■ **EXERCISE MATERIALS**:
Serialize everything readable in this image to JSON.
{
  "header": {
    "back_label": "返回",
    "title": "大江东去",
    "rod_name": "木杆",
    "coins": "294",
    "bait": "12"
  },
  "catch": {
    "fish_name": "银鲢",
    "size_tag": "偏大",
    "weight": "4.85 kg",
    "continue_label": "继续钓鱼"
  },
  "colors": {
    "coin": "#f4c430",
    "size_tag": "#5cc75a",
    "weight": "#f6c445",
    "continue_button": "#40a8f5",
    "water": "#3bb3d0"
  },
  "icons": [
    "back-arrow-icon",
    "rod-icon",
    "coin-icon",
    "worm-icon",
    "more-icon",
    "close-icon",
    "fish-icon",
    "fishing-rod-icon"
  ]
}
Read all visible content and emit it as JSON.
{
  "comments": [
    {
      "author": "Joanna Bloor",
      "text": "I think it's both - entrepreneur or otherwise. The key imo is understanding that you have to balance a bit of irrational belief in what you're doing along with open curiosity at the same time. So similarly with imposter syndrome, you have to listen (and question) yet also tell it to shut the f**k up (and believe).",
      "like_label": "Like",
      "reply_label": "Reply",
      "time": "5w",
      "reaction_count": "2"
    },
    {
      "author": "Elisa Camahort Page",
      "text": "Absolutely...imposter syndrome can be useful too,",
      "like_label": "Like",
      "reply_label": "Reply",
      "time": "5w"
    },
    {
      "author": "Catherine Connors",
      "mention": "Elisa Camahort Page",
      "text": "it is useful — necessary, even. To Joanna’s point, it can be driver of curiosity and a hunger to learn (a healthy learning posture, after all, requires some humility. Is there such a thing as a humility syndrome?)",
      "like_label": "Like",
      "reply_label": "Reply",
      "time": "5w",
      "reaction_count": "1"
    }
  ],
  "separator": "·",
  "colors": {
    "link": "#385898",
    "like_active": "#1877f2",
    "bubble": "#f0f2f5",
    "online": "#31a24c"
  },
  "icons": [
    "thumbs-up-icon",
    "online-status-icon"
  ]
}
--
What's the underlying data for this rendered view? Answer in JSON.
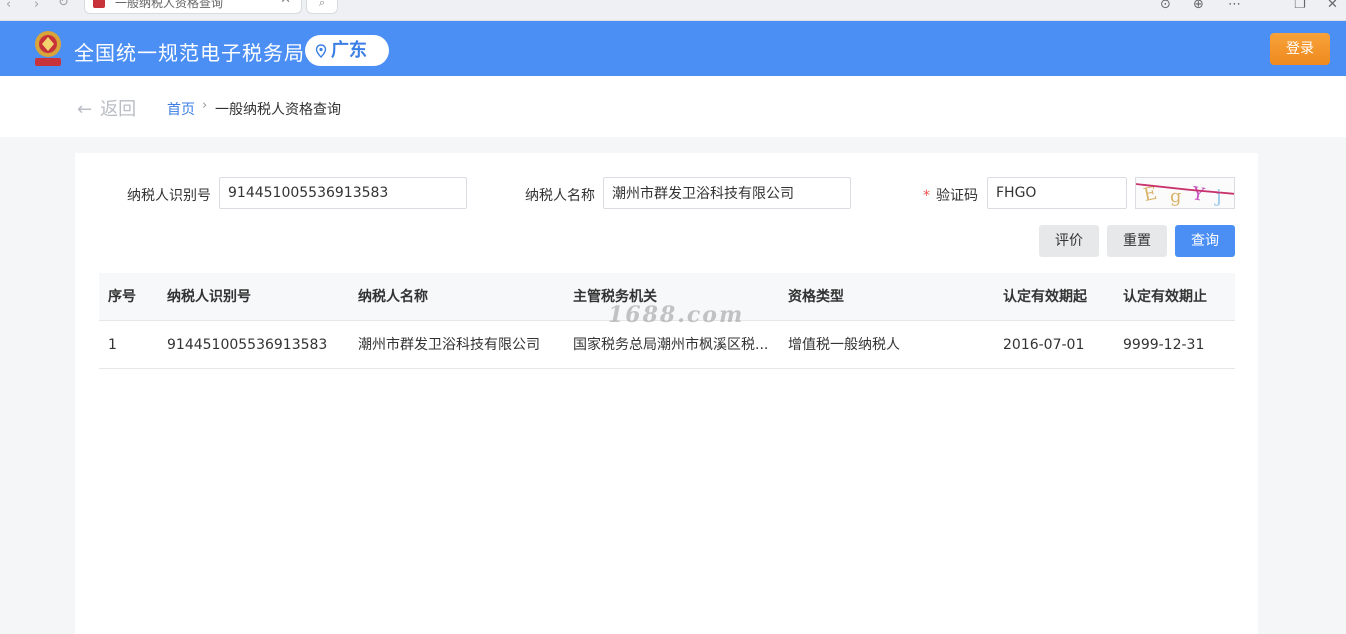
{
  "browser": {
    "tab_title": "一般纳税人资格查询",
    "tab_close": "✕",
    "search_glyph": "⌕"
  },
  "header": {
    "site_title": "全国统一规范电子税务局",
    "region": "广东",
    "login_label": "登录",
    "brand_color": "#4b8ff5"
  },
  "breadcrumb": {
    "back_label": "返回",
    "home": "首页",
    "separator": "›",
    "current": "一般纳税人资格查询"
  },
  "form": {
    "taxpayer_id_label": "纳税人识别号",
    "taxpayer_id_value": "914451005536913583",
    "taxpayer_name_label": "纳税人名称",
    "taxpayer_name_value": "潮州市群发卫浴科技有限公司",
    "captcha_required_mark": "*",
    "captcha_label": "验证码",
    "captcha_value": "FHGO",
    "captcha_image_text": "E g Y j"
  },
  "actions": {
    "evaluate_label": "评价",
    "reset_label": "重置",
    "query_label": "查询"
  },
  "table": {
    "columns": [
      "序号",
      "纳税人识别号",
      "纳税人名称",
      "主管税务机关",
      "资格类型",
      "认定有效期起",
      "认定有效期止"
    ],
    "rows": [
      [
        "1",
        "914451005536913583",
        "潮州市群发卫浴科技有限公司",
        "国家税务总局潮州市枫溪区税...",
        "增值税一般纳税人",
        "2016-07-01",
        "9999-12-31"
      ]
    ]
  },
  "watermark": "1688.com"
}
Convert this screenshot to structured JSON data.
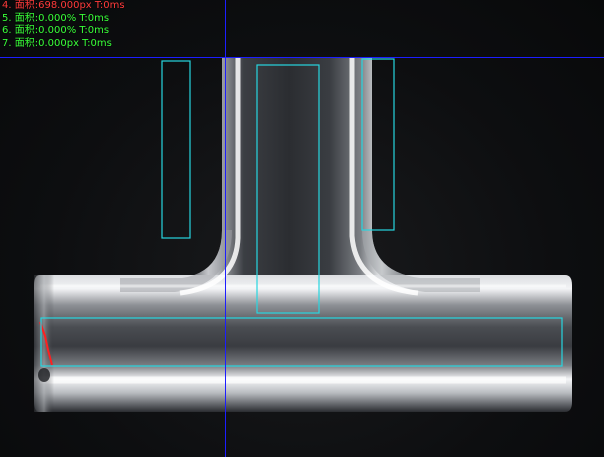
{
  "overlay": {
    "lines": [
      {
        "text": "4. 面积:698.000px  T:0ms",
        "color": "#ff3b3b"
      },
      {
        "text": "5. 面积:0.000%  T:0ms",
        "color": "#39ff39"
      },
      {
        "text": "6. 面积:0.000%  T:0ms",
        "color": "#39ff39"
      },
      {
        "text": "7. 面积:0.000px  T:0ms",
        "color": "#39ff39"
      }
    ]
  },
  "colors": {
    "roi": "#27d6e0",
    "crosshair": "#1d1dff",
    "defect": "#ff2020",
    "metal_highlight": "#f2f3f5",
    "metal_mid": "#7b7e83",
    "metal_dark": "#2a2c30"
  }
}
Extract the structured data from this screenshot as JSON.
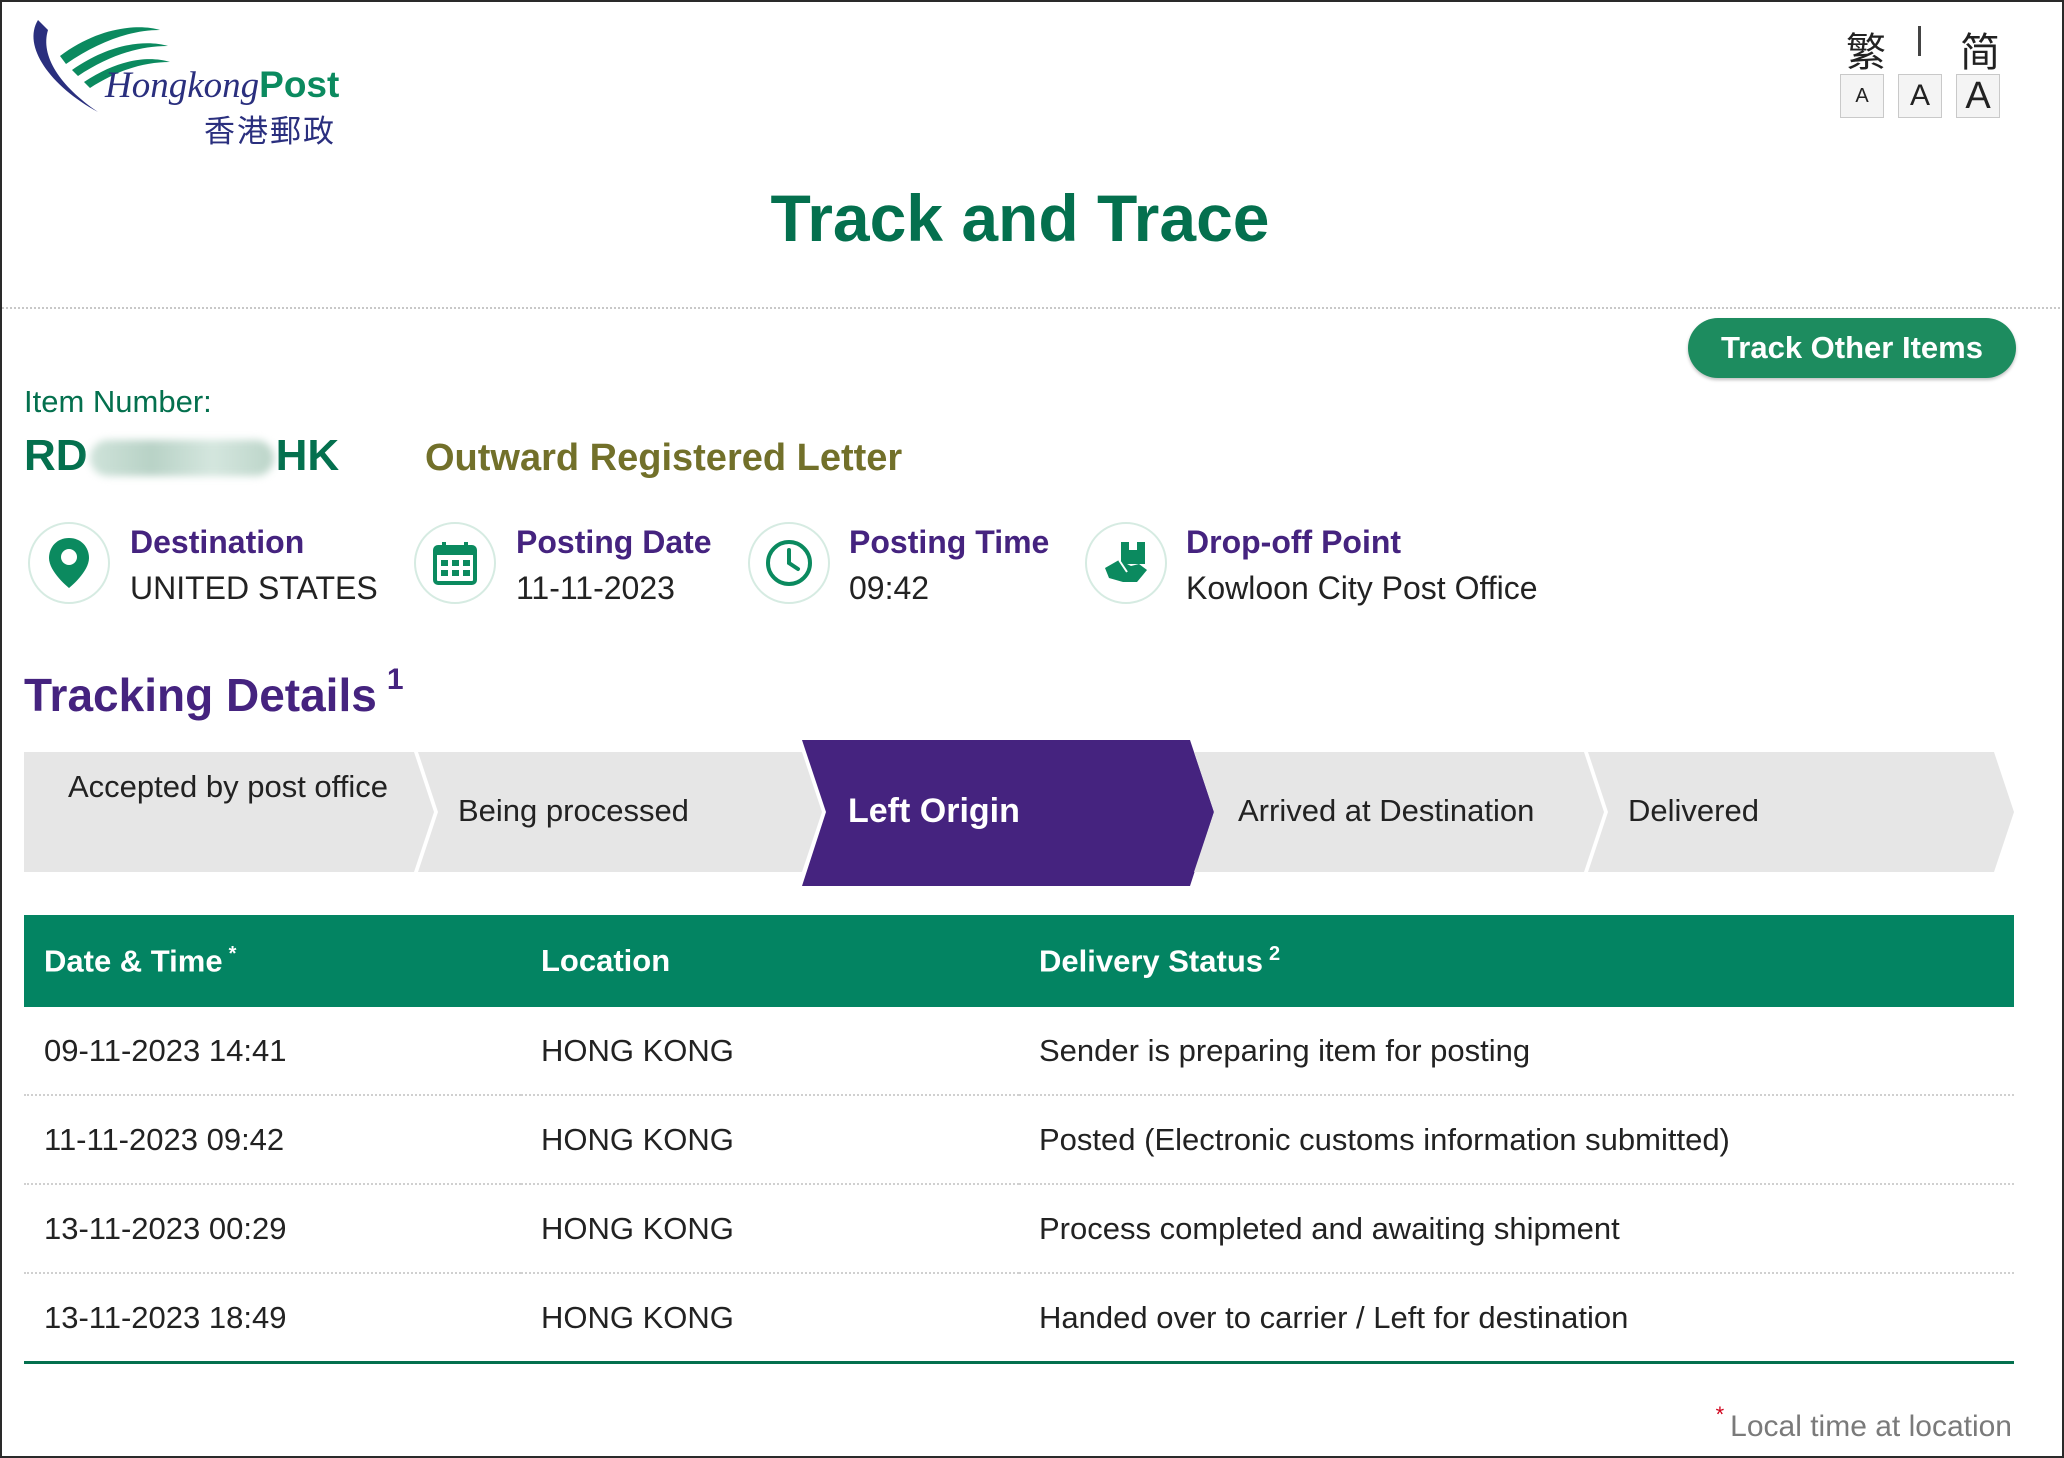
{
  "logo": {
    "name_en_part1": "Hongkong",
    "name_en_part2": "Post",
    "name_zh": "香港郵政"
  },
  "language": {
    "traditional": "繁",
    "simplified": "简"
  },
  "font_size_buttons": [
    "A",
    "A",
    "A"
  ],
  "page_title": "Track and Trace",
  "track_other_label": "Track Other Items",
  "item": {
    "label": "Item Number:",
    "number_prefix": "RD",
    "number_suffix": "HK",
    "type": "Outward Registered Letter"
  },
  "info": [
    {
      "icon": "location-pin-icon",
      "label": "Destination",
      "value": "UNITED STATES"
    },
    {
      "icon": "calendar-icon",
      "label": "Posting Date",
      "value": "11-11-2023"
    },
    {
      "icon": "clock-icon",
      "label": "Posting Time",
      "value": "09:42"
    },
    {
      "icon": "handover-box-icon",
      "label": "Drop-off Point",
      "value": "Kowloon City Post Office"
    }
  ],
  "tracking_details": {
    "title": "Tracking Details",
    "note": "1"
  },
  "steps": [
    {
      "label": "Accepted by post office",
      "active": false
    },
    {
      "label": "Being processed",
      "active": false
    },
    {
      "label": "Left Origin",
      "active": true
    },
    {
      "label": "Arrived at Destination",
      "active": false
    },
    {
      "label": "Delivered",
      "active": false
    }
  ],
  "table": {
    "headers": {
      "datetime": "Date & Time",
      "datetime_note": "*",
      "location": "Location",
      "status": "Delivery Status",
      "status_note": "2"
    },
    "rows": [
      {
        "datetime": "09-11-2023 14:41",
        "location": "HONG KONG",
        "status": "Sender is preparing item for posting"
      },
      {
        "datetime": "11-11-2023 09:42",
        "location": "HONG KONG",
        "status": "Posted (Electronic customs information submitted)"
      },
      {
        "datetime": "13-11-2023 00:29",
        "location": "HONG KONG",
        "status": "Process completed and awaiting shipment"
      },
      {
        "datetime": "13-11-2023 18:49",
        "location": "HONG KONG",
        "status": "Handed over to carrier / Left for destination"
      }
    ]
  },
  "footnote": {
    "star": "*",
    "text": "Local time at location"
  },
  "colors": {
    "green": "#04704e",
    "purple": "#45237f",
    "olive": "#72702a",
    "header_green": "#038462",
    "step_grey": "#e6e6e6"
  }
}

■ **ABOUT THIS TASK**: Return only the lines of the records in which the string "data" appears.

■ **ANSWER TO THIS PROBLEM**:
What's the underlying data for this rendered view? Answer in JSON.
Convert this screenshot to structured JSON data.
Extract the structured data from this screenshot as JSON.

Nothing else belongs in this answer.